**ACTION ITEM**
Each line below that contains the word "后台测试" is to be counted; give only the final number.

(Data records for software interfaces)
[Start of section]

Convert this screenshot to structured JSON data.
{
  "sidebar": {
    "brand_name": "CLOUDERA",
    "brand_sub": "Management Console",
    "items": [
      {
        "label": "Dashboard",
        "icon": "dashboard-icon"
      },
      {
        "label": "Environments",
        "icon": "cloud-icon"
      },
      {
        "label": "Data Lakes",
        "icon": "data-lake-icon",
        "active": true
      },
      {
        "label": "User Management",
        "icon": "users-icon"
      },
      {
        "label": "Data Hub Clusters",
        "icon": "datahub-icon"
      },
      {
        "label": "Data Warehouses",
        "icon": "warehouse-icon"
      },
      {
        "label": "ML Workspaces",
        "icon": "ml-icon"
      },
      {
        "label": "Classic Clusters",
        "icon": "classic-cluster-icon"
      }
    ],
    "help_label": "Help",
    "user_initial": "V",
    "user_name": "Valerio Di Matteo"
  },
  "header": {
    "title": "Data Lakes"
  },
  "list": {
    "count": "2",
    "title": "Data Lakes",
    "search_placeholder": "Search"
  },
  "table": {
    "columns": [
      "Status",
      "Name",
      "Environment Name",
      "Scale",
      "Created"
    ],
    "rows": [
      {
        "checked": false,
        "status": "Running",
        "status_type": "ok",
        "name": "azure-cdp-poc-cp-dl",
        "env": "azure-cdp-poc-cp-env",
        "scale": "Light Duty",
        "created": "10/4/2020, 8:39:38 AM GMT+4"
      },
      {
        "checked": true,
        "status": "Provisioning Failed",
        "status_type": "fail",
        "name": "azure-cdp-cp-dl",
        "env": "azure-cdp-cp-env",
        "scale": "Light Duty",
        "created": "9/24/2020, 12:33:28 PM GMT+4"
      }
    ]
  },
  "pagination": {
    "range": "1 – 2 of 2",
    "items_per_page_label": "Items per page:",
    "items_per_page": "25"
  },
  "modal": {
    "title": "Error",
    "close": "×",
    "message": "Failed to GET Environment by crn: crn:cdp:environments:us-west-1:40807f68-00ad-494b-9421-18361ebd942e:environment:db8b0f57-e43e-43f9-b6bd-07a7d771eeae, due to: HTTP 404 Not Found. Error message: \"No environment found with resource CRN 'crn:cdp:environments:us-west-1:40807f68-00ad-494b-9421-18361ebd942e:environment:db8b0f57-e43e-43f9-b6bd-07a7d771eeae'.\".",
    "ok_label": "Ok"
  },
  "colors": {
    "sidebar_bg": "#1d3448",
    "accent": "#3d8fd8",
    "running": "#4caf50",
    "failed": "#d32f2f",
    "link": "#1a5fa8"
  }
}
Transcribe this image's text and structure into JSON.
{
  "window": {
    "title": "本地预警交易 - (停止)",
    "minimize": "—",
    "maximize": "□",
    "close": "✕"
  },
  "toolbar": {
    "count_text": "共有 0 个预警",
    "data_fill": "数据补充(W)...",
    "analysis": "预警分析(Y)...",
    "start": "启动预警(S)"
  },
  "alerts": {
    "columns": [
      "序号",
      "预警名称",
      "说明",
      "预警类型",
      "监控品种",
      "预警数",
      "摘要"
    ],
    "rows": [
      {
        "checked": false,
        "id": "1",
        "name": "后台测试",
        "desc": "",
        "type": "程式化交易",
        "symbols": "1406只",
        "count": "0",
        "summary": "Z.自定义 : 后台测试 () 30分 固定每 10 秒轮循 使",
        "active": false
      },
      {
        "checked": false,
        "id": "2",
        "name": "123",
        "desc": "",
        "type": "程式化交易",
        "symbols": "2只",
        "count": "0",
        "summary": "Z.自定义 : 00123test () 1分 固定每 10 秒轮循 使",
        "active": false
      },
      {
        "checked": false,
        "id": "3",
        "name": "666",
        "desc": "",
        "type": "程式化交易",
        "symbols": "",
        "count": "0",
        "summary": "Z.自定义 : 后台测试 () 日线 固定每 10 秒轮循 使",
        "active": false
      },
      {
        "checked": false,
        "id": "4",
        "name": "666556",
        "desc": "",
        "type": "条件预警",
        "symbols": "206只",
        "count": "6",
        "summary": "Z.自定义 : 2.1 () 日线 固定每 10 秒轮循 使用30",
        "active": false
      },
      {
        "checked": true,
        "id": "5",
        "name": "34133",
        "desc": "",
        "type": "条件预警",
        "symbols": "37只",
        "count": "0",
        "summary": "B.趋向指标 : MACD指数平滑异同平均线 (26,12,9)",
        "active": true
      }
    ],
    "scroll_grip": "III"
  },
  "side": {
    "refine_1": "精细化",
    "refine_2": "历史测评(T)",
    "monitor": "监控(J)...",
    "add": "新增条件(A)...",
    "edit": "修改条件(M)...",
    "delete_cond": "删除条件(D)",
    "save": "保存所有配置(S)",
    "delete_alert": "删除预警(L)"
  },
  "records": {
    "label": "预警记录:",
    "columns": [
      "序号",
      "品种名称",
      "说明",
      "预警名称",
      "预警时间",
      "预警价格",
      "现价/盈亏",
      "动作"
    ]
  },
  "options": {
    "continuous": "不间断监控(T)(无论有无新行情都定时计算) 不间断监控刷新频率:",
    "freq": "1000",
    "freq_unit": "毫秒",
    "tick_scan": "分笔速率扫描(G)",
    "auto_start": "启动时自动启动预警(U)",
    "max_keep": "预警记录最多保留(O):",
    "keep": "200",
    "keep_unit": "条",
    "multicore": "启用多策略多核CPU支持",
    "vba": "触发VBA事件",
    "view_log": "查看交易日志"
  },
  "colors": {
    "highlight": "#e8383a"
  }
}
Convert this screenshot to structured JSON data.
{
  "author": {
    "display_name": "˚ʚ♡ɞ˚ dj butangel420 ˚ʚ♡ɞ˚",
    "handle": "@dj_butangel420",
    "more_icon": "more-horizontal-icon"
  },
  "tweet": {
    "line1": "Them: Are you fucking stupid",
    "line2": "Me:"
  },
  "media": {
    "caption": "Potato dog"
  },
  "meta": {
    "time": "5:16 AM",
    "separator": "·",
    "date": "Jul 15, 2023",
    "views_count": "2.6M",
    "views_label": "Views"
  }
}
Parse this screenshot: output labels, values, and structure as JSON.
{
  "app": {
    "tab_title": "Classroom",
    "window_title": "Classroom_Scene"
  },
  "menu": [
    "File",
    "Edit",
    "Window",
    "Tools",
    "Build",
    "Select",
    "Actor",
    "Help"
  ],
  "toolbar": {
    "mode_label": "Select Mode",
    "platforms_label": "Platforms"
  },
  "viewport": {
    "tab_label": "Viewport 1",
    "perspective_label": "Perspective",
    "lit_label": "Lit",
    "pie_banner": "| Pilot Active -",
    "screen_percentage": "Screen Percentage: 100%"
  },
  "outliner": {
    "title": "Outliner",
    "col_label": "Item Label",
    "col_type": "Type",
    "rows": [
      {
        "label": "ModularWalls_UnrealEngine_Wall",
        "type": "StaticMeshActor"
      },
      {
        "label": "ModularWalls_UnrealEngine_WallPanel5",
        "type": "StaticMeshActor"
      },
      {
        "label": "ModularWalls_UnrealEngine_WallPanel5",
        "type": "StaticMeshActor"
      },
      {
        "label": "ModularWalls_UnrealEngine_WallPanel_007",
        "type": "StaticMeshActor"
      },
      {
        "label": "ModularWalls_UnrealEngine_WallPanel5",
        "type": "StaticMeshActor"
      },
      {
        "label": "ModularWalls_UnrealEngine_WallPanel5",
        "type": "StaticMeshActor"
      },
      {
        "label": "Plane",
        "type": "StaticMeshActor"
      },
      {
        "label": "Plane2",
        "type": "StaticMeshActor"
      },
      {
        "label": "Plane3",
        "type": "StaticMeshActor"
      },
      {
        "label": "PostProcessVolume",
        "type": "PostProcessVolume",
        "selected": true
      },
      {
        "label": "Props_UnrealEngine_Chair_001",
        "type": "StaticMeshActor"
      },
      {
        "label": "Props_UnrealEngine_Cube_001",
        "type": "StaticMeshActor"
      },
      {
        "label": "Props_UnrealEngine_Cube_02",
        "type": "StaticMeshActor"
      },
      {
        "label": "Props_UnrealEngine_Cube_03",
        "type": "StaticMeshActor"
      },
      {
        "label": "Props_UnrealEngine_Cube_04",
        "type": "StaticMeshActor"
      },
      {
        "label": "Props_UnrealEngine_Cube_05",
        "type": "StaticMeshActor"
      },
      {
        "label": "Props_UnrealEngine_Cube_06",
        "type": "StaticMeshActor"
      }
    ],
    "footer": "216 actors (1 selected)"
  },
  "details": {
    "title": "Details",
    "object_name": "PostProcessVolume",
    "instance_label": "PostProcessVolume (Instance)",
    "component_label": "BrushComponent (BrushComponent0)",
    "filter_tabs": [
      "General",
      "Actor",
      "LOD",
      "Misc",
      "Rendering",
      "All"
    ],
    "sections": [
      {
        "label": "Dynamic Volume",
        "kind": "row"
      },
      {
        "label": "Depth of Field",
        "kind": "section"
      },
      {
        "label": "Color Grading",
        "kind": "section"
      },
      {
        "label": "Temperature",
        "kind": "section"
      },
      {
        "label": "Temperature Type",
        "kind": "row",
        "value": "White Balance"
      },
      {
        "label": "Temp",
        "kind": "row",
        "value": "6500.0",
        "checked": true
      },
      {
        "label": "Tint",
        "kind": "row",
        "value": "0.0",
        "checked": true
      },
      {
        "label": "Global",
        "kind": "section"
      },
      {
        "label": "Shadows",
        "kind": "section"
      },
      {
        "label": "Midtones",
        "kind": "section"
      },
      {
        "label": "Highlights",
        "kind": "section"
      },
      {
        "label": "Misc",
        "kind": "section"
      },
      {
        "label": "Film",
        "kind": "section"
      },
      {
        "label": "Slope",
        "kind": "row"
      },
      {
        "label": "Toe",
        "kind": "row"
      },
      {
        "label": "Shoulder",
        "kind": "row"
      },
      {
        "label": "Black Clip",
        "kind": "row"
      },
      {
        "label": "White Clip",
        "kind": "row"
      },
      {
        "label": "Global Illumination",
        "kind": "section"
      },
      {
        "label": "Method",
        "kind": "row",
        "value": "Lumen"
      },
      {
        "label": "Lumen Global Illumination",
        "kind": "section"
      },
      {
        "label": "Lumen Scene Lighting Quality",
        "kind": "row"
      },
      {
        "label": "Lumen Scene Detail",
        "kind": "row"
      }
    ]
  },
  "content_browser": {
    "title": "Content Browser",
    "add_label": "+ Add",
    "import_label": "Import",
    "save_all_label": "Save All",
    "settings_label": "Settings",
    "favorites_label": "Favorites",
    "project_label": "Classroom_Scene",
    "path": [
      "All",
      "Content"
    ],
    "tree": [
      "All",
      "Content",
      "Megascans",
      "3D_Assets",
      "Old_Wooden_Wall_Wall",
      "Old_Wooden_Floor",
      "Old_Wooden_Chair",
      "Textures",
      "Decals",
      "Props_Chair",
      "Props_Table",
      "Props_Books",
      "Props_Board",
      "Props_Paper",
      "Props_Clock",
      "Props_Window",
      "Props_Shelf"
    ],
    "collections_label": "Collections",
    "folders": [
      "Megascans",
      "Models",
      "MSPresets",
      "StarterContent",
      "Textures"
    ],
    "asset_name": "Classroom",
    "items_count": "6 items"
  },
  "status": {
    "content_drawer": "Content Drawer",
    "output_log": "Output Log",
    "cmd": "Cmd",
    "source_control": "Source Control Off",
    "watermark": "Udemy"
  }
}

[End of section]

**ANSWER SECTION**
3